If you are looking for a messaging client with capacity for calls and group video calls in the style of Skype , but with another type of philosophy, you may want to try Ring a cross-platform and open app that offers just that.
Ring is a Free Software project. Its main purpose is to offer a communication system that respects the confidentiality of the user and therefore does not have centralized servers . Ring is free and is under a free GPLv3 license.
The interface is quite simple and similar to Skype , at least as Skype looked before its recent redesign . The version for Windows is in the Microsoft Store and the installation is extremely simple. You can create an account directly from the app when you start it for the first time.
The app shows you your “RingID”, a unique identification number that you can share with your contacts to verify your identity. You have even a QR code available to do it. To add contacts you can use user names or do it through an external app that manages your contacts and is compatible.
The app uses end-to-end encryption with authentication, handles the identity of the user with X.509 certificates, and is based on RSA / AES / DTLS / SRTP technologies. Ring uses OpenDHT , an open library to implement DHT and a decentralized distribution system, such as what is used in p2p systems, such as BitTorrent.
The way in which the service establishes the communication avoids that centralized registers of the users are stored, or the storage of personal data. However, its creators warn that they still have a couple of weak points in OpenDHT that could allow someone to use the way in which metadata is collected to know who speaks with whom, something that in apps like Signal, for example, does not happens.
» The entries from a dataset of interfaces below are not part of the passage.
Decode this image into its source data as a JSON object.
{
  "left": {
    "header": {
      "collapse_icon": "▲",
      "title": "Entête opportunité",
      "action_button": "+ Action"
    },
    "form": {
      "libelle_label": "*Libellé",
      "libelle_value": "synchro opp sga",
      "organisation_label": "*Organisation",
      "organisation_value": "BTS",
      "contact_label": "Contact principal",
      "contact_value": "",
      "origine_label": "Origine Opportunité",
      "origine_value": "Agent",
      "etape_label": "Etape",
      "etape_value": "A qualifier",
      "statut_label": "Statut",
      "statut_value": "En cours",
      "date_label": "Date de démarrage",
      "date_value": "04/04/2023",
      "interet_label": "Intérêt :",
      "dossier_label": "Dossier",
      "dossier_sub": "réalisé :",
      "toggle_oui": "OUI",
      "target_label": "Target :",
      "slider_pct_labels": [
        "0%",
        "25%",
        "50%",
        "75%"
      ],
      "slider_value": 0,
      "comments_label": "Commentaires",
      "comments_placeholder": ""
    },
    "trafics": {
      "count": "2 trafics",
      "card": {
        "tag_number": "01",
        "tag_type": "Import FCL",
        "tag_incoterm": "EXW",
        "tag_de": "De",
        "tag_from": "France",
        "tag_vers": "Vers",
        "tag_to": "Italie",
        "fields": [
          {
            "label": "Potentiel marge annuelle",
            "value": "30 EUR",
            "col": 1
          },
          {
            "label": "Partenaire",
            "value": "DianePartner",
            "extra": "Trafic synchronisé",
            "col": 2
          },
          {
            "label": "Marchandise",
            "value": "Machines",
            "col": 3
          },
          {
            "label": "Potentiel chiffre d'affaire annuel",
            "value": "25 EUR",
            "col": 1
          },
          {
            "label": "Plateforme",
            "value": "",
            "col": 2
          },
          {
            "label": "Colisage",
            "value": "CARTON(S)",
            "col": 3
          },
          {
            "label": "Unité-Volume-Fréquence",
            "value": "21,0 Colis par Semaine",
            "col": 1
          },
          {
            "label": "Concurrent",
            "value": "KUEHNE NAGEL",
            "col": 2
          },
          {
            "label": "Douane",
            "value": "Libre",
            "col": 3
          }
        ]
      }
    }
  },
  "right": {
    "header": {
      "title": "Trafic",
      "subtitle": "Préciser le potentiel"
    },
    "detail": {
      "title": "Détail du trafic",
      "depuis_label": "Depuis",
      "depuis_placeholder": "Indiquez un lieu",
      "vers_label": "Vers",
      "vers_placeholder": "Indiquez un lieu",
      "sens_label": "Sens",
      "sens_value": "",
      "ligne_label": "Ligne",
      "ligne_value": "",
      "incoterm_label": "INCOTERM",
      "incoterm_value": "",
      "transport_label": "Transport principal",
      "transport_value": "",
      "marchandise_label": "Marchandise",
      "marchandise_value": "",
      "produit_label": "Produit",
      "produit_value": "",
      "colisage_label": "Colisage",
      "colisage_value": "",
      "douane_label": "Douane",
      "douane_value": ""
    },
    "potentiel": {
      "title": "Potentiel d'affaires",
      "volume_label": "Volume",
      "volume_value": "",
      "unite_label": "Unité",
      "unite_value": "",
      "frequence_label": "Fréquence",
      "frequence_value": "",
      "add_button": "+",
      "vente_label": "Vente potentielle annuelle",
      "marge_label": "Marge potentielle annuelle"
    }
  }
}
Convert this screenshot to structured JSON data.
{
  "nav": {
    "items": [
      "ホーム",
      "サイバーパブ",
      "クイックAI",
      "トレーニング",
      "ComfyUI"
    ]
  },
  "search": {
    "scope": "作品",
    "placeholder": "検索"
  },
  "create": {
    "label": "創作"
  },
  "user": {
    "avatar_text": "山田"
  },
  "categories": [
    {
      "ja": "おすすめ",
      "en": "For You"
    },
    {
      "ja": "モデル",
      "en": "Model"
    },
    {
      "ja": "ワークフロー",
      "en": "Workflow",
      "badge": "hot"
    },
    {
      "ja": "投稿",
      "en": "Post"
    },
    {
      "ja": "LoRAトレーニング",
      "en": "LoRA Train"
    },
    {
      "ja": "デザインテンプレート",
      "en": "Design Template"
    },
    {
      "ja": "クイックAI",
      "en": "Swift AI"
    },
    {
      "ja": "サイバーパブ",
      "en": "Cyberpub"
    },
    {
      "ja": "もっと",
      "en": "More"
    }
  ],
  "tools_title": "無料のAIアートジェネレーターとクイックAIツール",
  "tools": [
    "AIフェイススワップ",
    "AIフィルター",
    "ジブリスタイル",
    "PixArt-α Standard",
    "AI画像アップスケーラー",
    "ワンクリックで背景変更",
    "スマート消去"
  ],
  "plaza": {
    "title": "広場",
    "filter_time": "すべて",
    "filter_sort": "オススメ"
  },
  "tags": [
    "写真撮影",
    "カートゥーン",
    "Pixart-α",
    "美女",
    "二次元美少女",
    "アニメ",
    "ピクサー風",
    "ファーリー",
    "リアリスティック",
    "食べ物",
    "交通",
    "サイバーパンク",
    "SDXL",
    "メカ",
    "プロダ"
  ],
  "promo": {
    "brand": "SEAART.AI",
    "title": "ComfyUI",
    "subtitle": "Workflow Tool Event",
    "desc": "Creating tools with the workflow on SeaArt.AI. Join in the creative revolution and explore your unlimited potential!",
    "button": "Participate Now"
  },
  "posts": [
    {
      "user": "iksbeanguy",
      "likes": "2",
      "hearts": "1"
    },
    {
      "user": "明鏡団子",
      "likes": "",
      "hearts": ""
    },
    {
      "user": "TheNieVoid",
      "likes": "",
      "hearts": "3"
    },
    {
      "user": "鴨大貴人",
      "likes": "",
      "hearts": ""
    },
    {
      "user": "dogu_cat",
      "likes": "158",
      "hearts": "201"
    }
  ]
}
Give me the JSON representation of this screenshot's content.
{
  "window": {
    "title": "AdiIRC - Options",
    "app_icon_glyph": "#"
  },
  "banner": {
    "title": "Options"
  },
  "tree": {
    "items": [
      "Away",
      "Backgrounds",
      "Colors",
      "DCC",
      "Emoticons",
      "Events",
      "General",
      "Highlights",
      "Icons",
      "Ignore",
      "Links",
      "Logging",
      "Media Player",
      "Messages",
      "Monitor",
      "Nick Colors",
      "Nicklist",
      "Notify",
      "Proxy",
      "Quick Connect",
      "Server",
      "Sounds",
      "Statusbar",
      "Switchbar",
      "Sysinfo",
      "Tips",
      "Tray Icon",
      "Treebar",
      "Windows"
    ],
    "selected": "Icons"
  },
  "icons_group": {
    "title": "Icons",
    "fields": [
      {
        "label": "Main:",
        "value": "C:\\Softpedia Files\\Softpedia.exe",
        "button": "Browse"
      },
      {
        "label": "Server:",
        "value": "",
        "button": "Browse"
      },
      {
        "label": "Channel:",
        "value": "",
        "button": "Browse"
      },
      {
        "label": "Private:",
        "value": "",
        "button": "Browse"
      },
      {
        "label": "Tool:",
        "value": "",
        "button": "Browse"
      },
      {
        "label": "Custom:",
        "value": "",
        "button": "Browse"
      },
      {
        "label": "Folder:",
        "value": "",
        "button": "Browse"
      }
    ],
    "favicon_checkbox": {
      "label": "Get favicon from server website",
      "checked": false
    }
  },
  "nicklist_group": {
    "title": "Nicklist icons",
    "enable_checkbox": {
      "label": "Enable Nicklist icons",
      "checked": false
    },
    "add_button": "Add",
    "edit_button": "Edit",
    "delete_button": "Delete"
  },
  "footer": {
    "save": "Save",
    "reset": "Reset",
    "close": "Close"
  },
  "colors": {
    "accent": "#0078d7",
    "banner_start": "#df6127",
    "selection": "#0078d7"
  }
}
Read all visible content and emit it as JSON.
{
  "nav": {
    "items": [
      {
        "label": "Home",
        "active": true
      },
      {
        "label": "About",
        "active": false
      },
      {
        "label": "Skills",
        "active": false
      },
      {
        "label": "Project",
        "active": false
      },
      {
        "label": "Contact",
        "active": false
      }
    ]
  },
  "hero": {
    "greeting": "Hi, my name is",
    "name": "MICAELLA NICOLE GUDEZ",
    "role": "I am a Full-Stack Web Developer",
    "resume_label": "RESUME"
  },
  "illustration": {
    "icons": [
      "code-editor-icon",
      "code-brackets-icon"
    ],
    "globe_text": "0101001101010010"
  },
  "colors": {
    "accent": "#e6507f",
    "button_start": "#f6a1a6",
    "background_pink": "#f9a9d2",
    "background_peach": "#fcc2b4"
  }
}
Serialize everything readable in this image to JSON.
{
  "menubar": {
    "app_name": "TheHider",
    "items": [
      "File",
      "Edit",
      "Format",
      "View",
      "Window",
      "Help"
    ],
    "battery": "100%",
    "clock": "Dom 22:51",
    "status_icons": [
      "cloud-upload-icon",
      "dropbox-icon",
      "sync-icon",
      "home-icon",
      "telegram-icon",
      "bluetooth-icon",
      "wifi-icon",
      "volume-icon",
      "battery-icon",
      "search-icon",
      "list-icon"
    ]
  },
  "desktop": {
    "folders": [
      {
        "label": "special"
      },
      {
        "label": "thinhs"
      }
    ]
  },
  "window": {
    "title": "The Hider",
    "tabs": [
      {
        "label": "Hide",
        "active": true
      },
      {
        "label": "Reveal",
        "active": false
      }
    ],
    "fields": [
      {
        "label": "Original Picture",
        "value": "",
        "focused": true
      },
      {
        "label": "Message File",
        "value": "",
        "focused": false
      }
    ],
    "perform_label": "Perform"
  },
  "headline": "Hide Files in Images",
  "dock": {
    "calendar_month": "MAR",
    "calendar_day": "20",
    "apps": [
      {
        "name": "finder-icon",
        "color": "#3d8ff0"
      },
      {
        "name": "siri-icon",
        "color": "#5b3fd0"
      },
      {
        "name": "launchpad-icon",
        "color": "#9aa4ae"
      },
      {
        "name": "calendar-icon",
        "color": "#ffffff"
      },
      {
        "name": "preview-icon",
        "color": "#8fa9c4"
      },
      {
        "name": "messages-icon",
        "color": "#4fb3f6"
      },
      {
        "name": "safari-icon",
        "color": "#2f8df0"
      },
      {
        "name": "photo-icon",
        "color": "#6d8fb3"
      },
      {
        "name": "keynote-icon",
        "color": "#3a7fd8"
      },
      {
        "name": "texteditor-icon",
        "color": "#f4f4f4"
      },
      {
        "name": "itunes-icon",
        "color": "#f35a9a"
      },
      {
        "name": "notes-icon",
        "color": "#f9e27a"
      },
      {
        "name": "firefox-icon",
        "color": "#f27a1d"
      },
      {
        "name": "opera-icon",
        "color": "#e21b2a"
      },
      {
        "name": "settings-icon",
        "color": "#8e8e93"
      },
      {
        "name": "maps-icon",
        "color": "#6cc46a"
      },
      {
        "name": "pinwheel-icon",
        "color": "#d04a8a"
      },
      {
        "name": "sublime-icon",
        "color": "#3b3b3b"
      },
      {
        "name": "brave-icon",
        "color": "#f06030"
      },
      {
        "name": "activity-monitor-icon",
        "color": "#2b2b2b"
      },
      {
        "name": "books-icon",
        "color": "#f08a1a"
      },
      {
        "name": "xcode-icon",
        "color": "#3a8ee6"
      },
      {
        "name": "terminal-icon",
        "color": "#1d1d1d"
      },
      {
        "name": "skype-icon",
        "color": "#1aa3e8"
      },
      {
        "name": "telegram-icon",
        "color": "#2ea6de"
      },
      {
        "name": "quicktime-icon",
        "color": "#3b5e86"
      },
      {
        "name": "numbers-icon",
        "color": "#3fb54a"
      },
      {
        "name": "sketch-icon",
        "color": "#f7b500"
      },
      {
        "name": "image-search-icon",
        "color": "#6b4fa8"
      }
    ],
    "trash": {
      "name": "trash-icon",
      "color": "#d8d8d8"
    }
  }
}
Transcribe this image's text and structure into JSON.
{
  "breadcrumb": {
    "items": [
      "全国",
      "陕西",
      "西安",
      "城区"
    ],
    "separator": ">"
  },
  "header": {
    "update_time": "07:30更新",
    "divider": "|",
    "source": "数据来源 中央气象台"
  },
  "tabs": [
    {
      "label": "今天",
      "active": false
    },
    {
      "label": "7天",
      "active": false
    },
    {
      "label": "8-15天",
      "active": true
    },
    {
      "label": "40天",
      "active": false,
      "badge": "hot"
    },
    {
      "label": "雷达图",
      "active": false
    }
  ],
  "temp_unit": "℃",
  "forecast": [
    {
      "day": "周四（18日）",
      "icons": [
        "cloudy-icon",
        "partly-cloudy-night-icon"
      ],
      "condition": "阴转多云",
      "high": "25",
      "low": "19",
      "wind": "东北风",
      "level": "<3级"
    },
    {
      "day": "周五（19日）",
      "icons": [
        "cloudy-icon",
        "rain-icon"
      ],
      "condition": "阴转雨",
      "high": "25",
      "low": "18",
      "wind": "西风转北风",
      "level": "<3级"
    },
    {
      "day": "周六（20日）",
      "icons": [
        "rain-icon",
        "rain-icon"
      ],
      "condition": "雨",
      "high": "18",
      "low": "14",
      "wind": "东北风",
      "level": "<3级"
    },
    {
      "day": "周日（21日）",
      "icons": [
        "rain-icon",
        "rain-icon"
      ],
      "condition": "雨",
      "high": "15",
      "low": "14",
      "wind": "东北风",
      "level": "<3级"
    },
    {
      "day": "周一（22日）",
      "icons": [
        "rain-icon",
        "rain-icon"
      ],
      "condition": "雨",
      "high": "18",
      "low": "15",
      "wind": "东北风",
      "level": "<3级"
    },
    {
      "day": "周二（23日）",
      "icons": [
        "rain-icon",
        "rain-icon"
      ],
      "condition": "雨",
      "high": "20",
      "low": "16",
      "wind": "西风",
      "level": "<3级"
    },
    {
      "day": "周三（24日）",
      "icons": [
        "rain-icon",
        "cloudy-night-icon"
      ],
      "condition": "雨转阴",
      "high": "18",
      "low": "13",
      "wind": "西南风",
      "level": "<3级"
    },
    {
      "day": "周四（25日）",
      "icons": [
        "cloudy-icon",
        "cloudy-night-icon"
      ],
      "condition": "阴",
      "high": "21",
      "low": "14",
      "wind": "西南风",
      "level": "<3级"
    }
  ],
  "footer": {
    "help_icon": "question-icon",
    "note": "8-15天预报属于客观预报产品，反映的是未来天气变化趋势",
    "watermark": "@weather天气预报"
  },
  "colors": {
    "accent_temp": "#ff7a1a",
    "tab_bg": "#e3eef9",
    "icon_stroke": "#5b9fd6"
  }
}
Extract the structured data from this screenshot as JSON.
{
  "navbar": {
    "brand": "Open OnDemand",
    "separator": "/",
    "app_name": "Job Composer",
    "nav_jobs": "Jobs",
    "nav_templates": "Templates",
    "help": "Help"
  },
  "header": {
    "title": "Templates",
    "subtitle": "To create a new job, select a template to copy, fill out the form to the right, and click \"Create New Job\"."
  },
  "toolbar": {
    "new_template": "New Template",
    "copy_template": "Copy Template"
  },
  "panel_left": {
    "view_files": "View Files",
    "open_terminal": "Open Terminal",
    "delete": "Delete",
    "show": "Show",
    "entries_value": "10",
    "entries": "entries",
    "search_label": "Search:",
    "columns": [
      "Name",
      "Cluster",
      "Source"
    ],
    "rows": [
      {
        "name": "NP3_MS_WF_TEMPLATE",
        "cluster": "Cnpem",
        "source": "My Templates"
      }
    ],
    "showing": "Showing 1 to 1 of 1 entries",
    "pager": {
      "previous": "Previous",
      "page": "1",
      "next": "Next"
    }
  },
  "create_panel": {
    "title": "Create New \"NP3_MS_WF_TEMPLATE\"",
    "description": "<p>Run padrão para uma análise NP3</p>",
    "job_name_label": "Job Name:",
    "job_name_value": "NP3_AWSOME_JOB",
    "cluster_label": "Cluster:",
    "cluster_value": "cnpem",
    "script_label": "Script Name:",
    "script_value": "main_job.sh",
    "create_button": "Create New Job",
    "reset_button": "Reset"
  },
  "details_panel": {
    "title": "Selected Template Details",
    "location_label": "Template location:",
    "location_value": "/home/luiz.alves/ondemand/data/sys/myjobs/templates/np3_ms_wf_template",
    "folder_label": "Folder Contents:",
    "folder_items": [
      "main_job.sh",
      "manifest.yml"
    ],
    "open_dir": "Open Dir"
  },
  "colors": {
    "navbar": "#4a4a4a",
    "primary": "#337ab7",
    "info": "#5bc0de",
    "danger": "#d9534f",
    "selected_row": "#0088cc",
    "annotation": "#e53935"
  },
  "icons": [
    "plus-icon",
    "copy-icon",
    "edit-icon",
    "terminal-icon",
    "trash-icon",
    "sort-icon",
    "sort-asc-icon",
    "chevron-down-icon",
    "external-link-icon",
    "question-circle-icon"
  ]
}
Ring is in development and you can now test a beta version for Windows, Mac, Linux, and Android. Its creators also admit that the service needs to be studied more thoroughly and until then they can not categorically affirm that the service is completely effective in their security and anonymity. Something that some companies never admit, and that talks about the transparent development of the project.
If you are interested in the app you can try it on any of the supported systems, and if you are a developer and want to contribute to the project,